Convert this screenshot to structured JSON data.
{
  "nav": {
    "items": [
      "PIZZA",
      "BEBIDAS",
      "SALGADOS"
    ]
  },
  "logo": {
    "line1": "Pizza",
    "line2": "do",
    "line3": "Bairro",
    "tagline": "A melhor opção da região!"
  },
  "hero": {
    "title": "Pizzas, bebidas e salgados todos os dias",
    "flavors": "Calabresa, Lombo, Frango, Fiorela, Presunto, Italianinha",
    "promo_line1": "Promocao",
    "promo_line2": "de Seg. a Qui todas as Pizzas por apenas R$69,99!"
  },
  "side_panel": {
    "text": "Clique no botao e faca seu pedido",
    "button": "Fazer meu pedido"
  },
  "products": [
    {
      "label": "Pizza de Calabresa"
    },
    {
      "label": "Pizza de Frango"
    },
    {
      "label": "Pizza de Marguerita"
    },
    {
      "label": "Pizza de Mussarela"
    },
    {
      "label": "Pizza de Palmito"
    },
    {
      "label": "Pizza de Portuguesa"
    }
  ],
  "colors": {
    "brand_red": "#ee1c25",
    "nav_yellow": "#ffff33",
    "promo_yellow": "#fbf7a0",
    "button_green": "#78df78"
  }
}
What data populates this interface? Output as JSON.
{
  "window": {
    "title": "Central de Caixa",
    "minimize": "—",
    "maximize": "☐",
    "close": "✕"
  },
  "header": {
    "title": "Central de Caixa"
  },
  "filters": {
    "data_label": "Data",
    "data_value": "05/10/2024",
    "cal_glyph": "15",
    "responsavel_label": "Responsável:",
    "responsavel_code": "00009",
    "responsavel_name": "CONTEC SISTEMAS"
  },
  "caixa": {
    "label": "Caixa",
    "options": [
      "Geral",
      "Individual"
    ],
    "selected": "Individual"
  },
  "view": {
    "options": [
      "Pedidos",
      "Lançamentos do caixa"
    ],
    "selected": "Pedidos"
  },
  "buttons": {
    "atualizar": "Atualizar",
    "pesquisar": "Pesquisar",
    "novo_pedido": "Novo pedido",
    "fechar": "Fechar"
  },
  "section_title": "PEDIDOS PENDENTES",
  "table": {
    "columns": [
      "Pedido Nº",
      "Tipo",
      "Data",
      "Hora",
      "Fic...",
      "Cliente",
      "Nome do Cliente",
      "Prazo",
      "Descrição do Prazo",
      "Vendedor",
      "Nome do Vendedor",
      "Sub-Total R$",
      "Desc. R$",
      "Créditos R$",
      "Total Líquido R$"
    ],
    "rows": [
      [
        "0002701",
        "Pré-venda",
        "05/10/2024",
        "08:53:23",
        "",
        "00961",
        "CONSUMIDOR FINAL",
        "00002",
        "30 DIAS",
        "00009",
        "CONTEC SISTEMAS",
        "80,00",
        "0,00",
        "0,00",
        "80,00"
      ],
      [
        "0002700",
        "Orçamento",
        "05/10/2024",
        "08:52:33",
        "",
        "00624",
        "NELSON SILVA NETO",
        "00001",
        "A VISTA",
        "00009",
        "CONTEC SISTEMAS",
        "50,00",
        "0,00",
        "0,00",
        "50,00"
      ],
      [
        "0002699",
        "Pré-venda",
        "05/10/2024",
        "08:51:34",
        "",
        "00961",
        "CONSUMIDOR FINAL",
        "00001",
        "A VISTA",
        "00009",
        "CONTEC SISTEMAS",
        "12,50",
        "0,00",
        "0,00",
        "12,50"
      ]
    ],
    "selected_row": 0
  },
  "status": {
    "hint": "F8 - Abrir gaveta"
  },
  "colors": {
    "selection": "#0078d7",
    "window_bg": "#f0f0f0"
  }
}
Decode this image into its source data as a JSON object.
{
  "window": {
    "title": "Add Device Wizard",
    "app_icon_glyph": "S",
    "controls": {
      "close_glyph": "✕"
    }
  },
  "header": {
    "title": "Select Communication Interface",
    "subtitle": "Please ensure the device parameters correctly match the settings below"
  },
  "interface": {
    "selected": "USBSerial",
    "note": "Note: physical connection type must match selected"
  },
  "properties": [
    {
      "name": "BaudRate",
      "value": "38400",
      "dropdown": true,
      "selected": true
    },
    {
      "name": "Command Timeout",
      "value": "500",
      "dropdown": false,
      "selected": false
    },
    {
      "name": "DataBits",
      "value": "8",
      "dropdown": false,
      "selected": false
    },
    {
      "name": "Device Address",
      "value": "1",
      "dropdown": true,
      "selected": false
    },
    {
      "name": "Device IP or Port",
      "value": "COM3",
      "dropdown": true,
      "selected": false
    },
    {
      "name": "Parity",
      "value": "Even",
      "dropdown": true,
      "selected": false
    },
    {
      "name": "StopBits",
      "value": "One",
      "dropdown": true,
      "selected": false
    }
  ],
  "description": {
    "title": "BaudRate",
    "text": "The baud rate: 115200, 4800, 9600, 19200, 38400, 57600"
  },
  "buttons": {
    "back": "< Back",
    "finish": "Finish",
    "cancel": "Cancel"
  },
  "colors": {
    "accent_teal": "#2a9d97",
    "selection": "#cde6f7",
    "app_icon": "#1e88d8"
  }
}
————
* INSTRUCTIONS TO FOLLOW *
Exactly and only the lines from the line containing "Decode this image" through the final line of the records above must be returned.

* SOLUTION TO THIS EXERCISE *
Decode this image into its source data as a JSON object.
{
  "window": {
    "title": "Add Device Wizard",
    "app_icon_glyph": "S",
    "controls": {
      "close_glyph": "✕"
    }
  },
  "header": {
    "title": "Select Communication Interface",
    "subtitle": "Please ensure the device parameters correctly match the settings below"
  },
  "interface": {
    "selected": "USBSerial",
    "note": "Note: physical connection type must match selected"
  },
  "properties": [
    {
      "name": "BaudRate",
      "value": "38400",
      "dropdown": true,
      "selected": true
    },
    {
      "name": "Command Timeout",
      "value": "500",
      "dropdown": false,
      "selected": false
    },
    {
      "name": "DataBits",
      "value": "8",
      "dropdown": false,
      "selected": false
    },
    {
      "name": "Device Address",
      "value": "1",
      "dropdown": true,
      "selected": false
    },
    {
      "name": "Device IP or Port",
      "value": "COM3",
      "dropdown": true,
      "selected": false
    },
    {
      "name": "Parity",
      "value": "Even",
      "dropdown": true,
      "selected": false
    },
    {
      "name": "StopBits",
      "value": "One",
      "dropdown": true,
      "selected": false
    }
  ],
  "description": {
    "title": "BaudRate",
    "text": "The baud rate: 115200, 4800, 9600, 19200, 38400, 57600"
  },
  "buttons": {
    "back": "< Back",
    "finish": "Finish",
    "cancel": "Cancel"
  },
  "colors": {
    "accent_teal": "#2a9d97",
    "selection": "#cde6f7",
    "app_icon": "#1e88d8"
  }
}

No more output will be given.